The 2010, WTTW-Channel 11 (otherwise known as Chicago PBS) documentary DuSable to Obama: Chicago’s Black Metropolis endeavors to present over two centuries of African-American history in Chicago, from the settling of the Afro-French trader Jean Baptiste Point du Sable at the mouth of the Chicago River around 1790, to the presidential victory speech of Barack Obama in November, 2008, at Grant Park. Needless to say, this is an ambitious task. At a length of exactly two hours and sixteen minutes, the documentary succeeds in packaging black-Chicago history for its public audience, but it also falls prey to problems associated with deciding when to adhere to dominant narratives and when to create a new narrative by introducing stories that are local and unexpected.
A certain degree of loyalty to the national narrative is important. For example, it is always enlightening to remember that figures with a major national impact, such as Ida B. Wells, Emmett Till, Fred Hampton, Langston Hughes, and perhaps Robert Sengstacke Abbott (founder of the oft-cited black newspaper, The Chicago Defender), were once based here in the city. Likewise, a certain degree of local character is extremely important. In this respect, the documentary succeeds in profiling several black institutions—namely, the Provident Hospital, an institution for the practice of black medical professionals, and the Quinn Chapel A.M.E, described as the longest-standing African-American congregation in the city. Speaking generally, this tension between national narrative and local character is not unique to DuSable to Obama.
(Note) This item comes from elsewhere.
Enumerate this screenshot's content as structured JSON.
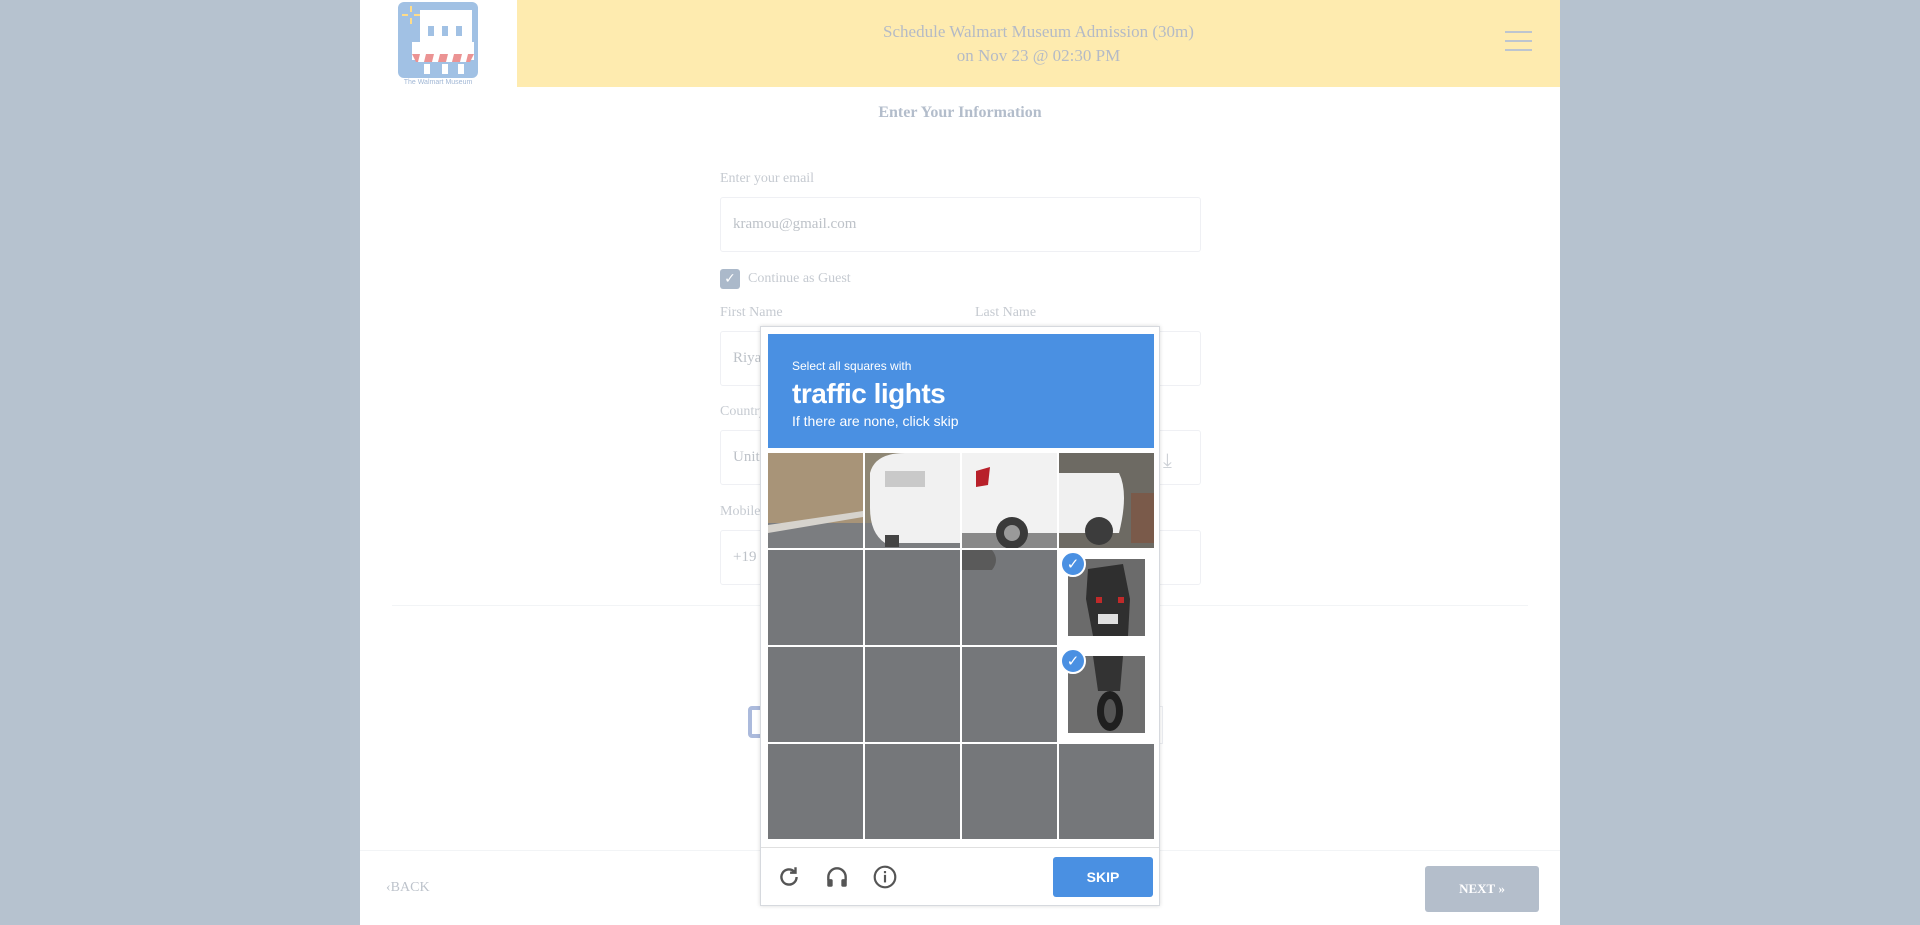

Rather, it is a struggle that is somewhat inherent to all historical interpretations, especially those regarding histories of minority groups.